...according to Jeremy Clarkson.
It's kind of known by some of our more regular clients that I quite like reading about motor cars; I also quite like driving them too. Of course if someone wanted to pay me enough money to drive them and write about them as a full time job, I'd jump at the chance but as Kid President reminds us "Don’t stop believing, unless your dream is stupid… then get a better dream and keep going, keep going, keep going…"
In that spirit and knowing that I'm only doing this for the fame and ovation of the people forever, this is what I have to say about the Porsche 911.
I don't understand it.

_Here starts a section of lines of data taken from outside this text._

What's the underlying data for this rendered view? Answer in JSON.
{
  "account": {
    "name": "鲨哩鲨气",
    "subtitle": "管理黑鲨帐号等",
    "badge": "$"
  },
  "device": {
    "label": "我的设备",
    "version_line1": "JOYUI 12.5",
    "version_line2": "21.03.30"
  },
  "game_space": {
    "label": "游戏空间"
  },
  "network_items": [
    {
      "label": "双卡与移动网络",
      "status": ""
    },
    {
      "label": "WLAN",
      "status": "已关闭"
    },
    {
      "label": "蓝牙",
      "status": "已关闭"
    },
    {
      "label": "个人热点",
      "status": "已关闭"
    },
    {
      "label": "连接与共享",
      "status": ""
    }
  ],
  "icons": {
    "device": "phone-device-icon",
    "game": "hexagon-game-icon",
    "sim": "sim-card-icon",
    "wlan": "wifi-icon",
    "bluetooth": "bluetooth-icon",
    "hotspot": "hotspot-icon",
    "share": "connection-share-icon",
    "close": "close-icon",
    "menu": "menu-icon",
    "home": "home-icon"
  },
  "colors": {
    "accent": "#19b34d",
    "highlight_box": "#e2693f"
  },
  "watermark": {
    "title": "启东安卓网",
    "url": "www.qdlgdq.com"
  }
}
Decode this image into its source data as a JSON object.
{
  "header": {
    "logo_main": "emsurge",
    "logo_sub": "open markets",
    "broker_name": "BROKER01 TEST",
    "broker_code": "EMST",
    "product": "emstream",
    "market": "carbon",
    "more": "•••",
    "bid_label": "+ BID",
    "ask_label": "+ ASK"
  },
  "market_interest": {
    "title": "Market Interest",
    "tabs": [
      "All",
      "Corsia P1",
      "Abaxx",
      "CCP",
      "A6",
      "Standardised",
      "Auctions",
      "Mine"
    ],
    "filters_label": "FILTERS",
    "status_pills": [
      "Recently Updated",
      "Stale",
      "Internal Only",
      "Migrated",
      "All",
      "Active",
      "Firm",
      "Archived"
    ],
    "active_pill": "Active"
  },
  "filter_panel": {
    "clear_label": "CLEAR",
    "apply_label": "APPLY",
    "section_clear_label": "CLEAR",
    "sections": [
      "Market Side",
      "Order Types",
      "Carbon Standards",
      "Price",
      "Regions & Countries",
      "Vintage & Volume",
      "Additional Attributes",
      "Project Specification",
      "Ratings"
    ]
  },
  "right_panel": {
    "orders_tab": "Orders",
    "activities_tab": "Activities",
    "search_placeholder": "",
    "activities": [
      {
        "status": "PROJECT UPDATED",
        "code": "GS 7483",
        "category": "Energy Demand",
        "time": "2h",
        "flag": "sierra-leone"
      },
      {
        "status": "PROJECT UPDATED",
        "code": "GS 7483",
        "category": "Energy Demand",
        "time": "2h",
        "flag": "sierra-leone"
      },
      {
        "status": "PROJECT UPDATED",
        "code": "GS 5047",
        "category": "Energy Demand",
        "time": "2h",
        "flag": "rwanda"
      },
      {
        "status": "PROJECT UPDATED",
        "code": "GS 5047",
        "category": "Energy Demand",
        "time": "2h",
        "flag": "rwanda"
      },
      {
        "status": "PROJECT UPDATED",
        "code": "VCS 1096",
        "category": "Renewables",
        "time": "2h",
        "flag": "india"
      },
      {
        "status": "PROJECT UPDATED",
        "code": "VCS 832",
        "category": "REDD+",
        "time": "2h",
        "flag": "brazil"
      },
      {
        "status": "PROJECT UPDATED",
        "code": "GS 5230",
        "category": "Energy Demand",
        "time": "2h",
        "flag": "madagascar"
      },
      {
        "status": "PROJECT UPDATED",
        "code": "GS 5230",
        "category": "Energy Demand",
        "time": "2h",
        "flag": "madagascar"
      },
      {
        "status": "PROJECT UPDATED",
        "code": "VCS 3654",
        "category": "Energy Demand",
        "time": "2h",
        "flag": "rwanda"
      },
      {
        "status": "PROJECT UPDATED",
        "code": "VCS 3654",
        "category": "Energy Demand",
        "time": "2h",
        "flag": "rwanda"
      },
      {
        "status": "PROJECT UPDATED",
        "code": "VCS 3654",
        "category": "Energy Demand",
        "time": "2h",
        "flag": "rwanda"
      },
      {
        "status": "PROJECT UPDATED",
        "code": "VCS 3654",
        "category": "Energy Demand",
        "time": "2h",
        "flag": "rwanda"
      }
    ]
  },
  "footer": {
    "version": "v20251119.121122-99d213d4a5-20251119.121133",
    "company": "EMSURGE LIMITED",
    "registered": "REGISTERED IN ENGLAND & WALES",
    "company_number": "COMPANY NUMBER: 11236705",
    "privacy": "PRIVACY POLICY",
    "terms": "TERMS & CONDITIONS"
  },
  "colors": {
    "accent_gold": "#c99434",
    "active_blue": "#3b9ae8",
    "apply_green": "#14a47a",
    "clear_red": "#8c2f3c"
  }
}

The 911 Carrera Convertible that I drove at Friday lunchtime was one of our client's and he sat in the passenger's seat whilst we went forth and back. I suppose that to the outside world, it either looked like that I was driving daddy's car or perhaps that I as a high-flying executive was taking daddy for a drive.
The first thing I noticed apart from the slightly overly squishy seats, is how low you sit in the car. This common problem that I'm finding with a lot of modern cars is that the window line is rather high. Now I'm probably 6 feet tall; so it isn't as much of an issue but if I was 5'4" or something, I'd imagine that I'd have felt claustrophobic.

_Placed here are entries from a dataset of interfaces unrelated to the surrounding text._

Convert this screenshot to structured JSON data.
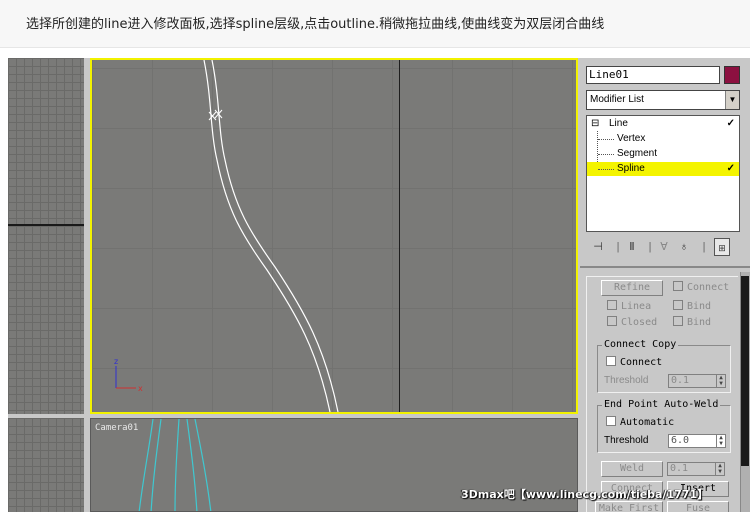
{
  "caption": "选择所创建的line进入修改面板,选择spline层级,点击outline.稍微拖拉曲线,使曲线变为双层闭合曲线",
  "viewports": {
    "camera_label": "Camera01",
    "axis_z": "z",
    "axis_x": "x"
  },
  "command_panel": {
    "object_name": "Line01",
    "object_color": "#8c1040",
    "modifier_list": "Modifier List",
    "stack": [
      {
        "label": "Line",
        "expander": "⊟",
        "selected": false
      },
      {
        "label": "Vertex",
        "selected": false
      },
      {
        "label": "Segment",
        "selected": false
      },
      {
        "label": "Spline",
        "selected": true
      }
    ],
    "toolbar_icons": [
      "pin-stack-icon",
      "show-end-result-icon",
      "make-unique-icon",
      "remove-modifier-icon",
      "configure-sets-icon"
    ]
  },
  "rollout": {
    "refine_label": "Refine",
    "connect_label": "Connect",
    "linear_label": "Linea",
    "bind_label_1": "Bind",
    "closed_label": "Closed",
    "bind_label_2": "Bind",
    "connect_copy": {
      "title": "Connect Copy",
      "connect_label": "Connect",
      "threshold_label": "Threshold",
      "threshold_value": "0.1"
    },
    "end_point_weld": {
      "title": "End Point Auto-Weld",
      "automatic_label": "Automatic",
      "threshold_label": "Threshold",
      "threshold_value": "6.0"
    },
    "weld_label": "Weld",
    "weld_value": "0.1",
    "connect_btn_label": "Connect",
    "insert_label": "Insert",
    "make_first_label": "Make First",
    "fuse_label": "Fuse"
  },
  "watermark": "3Dmax吧【www.linecg.com/tieba/1771】",
  "colors": {
    "viewport_bg": "#7a7a78",
    "active_border": "#f2f200",
    "selection": "#f4f400",
    "spline": "#ffffff",
    "camera_spline": "#3fc8d0"
  }
}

Also, this particular example being a convertible, wasn't exactly helped by the convertible top being packed in where the rear parcel shelf would have been.
The second thing which was obvious was just how strange the engine note is. With a V8 you get a nice kind of rumble which sort of says that the car wants to run and run hard. With a V12, there's an exotic symphony which Franz Liszt or Edvard Grieg would be proud of. With the flat-6 engine in the back of the Porsche, it's a confused cacophony which is part Subaru and part Sunbeam Mixmaster.
The engine spins up as though it were like a child's mechanical spinning top before letting go in a mad rush that hits you square in the butt; though in all honesty that is what a sports car is supposed to do. I've driven other cars (hey Mercedes-Benz, I'm looking at you) and when you put your foot down, it's like it goes through the computer which then has a committee meeting about it before deciding. Not the Porsche, it acts like a willing servant.
Gear changes in this thing are a dream. The throws in the box are effortless and I swear that you could probably flick the lever through with just one finger if you wanted to. It was also kind of fun to watch the rev counter and the speedo run around as though they were in some strange ballet piece; though listening to the noises out the back, such a ballet piece would have all the subtlety of Carl Orff's "O Fortuna".
You know that you're in control of a machine in a Porsche. It's just not an organic experience at all. I imagine that to properly drive a Ferrari would be like becoming one with the car and I know that driving a big Mercedes is like being the captain of a ship.
Driving a Porsche is all so severe, very adroit, pellucid in execution, so... Teutonic.
This is the part I just don't get though. We drove down Strathhallen Avenue and across what I suppose is called the Northbridge and although the Porsche felt really solid, it didn't communicate a sense of nimbleness to me. This car is all about being powerful and stable but you equally get a sense of that from a Ford Falcon. The point being that because I'd only ever seen a Porsche from the outside, the packaging gave me a sense that I should be expecting something like a pair Nike Mercurials. Instead it was like getting a pair of Doc Martens - something completely adequate and even a bit stylish but not exactly what you'd want to go dancing in.
I suppose in a roundabout way, the way the Porsche felt to drive exactly encapsulated the mentality of German efficiency. To put this in perspective, in the Le Mans 24 Hour Race, Porsche have won 16 times and Audi 12 (only missing out on 2003 this century), yet if you want proper passion, Ferrari is the marque. If you want insanity and crazy-go-nuts-bonkerousness, Lamborghini is the way to go, and if you like breaking down on the side of the motorway, get something British.
I'm sure that this 911 and indeed every 911 would make an excellent track day car; especially if you wanted to punch out quick lap times. All things being equal though, if you had a Porsche and a Ferrari which gave you identical lap times, I'd take the Ferrari because I'm pretty sure that the soundtrack would be better and there'd be a greater chance of it breaking down on you. Now that sounds slightly ridiculous on the face of it but I'd rather have a car with feisty sort of character than one with solid stoicism.
The Porsche just does everything you ask of it very very well and I suppose I understand that sort of reasoning but it isn't for me. People ask that sort of motoring from a Toyota Corolla and I wouldn't have one of those either.
I don't know if Clarkson's claim that all Porsches are the same is valid or not and it might be for purposes of writing hyperbole but it wouldn't surprise me if they all feel the same. It makes sense if people expect that, to keep on producing something that evokes that same sort of spirit.
If nothing else, I can tick that off my list of marques that I've driven now but if it's all the same, I'll continue to be content with my little Peugeot 206. It doesn't have anywhere near the same amount of power as the Porsche 911 but it has something in buckets that the Porsche doesn't have - Fun.